# Provided data
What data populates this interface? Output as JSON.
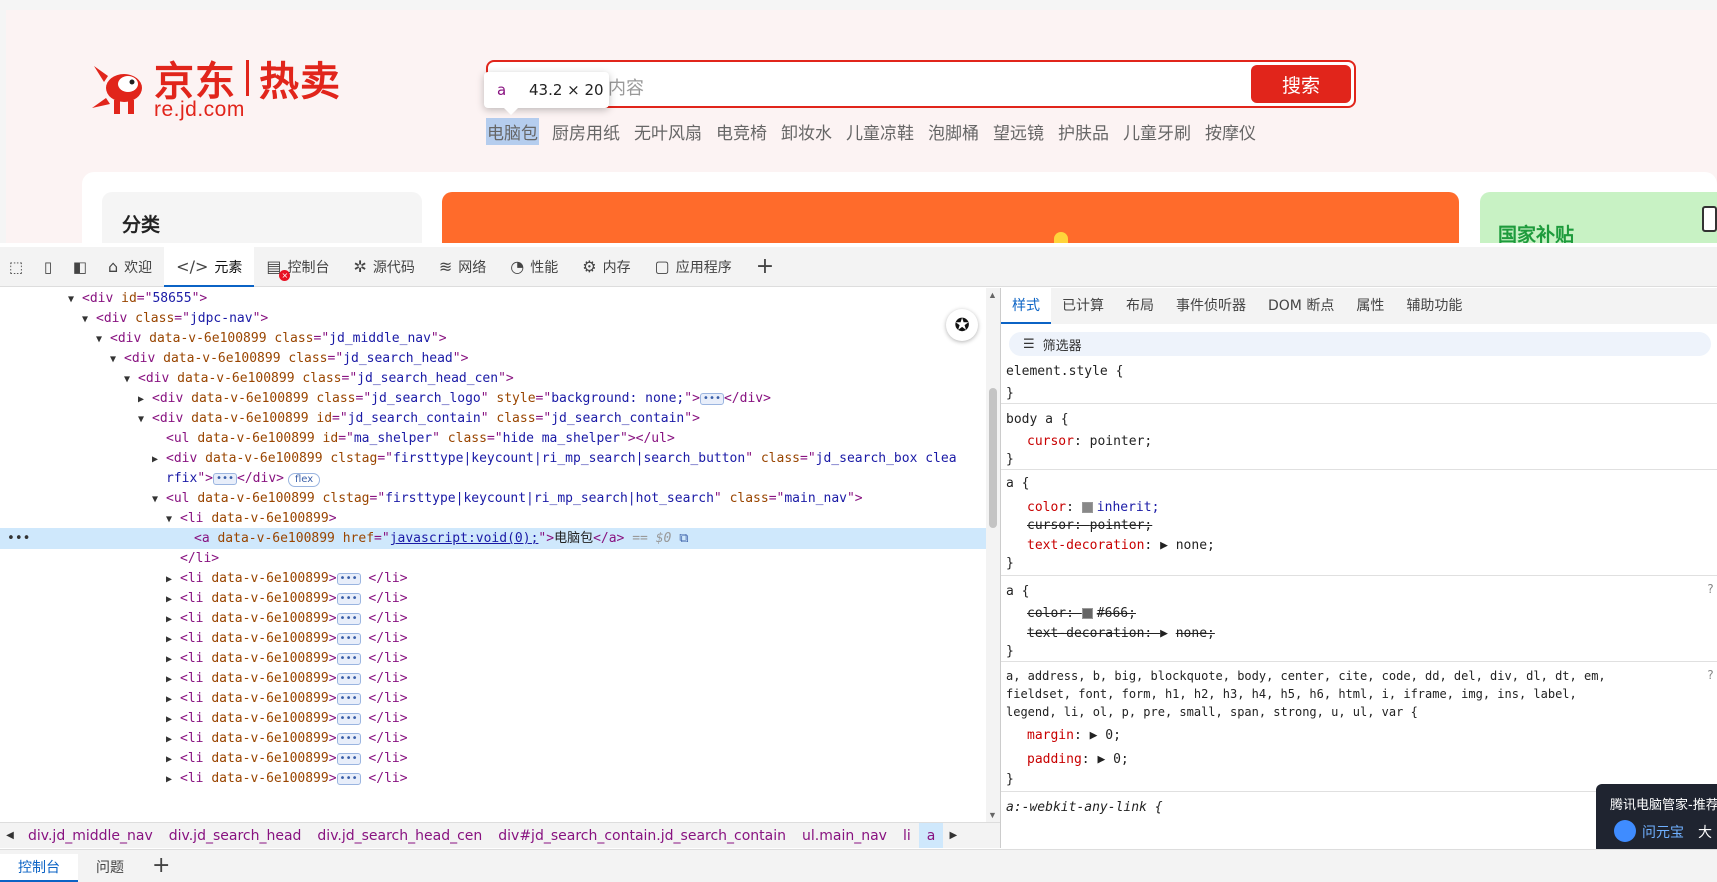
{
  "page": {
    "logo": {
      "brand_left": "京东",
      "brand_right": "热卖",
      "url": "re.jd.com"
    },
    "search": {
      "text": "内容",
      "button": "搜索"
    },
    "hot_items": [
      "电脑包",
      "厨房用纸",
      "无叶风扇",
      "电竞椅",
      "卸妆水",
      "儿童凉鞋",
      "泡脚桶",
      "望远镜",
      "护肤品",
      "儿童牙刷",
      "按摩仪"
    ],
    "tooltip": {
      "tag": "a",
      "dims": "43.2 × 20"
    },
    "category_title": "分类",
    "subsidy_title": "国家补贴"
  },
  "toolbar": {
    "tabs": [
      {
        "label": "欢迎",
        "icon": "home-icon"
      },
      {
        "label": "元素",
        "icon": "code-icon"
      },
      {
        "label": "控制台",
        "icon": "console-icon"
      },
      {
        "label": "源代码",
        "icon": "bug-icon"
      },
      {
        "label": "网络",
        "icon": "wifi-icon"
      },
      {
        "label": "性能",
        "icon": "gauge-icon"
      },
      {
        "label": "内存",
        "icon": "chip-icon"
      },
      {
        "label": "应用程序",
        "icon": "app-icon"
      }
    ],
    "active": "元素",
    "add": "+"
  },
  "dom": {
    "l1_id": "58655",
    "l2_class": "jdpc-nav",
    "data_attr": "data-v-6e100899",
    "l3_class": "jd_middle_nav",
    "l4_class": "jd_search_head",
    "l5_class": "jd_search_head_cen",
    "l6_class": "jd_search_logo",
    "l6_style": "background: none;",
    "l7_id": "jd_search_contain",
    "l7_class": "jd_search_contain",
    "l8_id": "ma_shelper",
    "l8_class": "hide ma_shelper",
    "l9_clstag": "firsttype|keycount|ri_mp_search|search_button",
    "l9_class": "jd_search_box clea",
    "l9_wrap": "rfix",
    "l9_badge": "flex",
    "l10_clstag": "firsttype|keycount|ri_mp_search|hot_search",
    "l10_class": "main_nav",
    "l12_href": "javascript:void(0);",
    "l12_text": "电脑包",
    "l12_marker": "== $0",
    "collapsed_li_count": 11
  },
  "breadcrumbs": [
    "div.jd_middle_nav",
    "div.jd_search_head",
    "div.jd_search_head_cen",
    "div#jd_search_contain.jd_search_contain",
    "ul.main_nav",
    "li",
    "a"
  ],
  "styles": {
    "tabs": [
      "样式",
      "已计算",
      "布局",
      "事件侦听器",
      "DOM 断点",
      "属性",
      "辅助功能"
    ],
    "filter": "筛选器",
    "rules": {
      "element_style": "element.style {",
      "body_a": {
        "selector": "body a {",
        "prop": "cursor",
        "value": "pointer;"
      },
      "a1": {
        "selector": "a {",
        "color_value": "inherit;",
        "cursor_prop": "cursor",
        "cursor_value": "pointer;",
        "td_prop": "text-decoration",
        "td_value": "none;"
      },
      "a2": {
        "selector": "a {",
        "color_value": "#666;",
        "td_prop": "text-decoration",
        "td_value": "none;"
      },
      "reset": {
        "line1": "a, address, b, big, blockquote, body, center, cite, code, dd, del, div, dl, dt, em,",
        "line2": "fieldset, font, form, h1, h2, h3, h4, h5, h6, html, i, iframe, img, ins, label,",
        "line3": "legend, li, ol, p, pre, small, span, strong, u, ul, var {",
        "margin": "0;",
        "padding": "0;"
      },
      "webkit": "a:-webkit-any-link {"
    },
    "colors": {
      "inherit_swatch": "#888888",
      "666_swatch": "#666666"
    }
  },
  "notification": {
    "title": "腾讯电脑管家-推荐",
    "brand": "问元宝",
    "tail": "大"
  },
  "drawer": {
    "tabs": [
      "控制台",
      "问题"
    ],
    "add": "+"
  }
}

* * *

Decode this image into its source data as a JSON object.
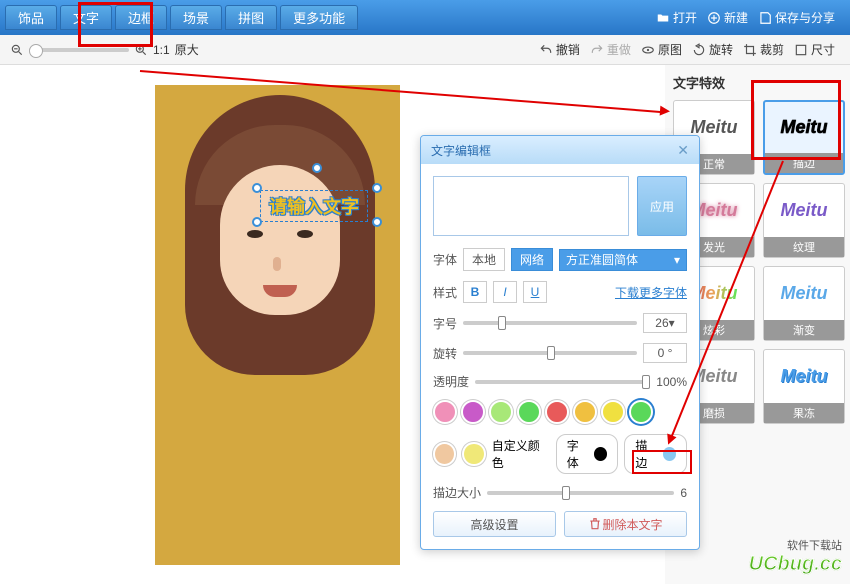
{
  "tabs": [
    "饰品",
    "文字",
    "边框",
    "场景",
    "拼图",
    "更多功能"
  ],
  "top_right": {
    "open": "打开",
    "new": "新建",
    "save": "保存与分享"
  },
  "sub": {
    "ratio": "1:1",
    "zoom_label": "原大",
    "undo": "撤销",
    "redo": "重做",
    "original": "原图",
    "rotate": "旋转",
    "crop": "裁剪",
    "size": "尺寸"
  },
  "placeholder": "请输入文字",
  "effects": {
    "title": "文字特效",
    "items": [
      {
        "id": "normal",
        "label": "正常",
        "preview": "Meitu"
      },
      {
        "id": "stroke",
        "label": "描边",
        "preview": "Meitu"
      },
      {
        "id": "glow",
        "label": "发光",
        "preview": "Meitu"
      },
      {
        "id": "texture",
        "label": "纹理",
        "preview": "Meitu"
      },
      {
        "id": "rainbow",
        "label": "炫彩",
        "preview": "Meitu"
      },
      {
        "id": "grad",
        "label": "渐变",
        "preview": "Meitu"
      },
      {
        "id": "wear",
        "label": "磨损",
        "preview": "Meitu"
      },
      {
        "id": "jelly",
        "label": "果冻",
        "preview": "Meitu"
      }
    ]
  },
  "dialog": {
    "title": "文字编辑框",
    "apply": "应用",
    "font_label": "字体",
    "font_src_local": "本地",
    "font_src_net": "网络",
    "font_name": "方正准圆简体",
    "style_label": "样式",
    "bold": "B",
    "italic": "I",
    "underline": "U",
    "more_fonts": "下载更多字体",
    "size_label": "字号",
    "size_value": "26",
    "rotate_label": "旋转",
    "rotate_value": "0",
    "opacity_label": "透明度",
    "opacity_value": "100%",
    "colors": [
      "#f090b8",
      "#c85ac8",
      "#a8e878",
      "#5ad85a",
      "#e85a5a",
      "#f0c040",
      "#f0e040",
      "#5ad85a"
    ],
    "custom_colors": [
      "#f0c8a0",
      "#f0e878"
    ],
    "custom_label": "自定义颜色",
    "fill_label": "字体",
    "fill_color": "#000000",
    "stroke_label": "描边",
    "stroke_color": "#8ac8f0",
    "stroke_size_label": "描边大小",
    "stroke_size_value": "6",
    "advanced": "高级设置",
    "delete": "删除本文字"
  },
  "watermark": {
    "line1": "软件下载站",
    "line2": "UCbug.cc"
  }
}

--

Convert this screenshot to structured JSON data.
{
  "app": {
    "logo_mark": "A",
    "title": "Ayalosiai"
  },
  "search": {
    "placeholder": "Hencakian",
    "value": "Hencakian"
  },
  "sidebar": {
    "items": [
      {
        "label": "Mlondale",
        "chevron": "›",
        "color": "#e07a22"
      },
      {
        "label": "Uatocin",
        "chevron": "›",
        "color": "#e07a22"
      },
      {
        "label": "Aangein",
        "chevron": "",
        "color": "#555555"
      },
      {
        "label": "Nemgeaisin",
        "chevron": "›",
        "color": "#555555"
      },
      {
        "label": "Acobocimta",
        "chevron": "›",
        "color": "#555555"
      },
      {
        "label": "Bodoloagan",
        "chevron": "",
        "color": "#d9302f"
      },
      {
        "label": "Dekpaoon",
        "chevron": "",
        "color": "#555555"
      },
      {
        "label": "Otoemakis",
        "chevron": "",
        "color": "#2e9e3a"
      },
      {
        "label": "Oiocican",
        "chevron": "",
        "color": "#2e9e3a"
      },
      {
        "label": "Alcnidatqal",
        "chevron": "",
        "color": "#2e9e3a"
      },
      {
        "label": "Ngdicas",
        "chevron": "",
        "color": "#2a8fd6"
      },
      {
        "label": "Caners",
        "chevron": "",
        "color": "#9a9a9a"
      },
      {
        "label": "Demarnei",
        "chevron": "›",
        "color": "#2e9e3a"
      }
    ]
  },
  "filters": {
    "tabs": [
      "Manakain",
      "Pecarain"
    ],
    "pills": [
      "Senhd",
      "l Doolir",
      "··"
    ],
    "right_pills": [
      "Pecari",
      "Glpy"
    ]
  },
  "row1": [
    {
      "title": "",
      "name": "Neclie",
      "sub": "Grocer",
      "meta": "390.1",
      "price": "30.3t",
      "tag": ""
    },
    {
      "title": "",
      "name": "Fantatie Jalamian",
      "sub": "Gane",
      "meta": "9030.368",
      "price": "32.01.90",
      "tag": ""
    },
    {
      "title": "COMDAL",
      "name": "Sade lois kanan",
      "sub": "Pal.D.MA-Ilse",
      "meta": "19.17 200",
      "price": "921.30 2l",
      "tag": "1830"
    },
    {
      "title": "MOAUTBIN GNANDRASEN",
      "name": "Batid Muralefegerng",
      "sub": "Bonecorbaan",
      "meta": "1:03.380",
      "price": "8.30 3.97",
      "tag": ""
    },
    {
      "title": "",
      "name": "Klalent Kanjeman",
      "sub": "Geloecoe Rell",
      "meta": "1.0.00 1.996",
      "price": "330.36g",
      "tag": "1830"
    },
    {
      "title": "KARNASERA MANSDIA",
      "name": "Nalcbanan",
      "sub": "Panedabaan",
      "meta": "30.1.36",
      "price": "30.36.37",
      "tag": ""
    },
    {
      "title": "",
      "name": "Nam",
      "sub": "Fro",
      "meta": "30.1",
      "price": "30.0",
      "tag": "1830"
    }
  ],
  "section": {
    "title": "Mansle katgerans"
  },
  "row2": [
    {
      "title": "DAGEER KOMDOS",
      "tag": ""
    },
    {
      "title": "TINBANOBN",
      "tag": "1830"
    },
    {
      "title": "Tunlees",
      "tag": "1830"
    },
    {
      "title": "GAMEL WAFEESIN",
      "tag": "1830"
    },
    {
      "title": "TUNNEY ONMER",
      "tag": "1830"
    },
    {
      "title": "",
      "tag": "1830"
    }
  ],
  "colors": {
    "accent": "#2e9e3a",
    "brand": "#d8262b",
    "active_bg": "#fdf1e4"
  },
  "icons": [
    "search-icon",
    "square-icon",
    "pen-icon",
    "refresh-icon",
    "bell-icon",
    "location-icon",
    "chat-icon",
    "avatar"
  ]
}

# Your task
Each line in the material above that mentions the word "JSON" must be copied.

# Final answer
What data populates this interface? Output as JSON.
Decode this image into its source data as a JSON object.
Convert this screenshot to structured JSON data.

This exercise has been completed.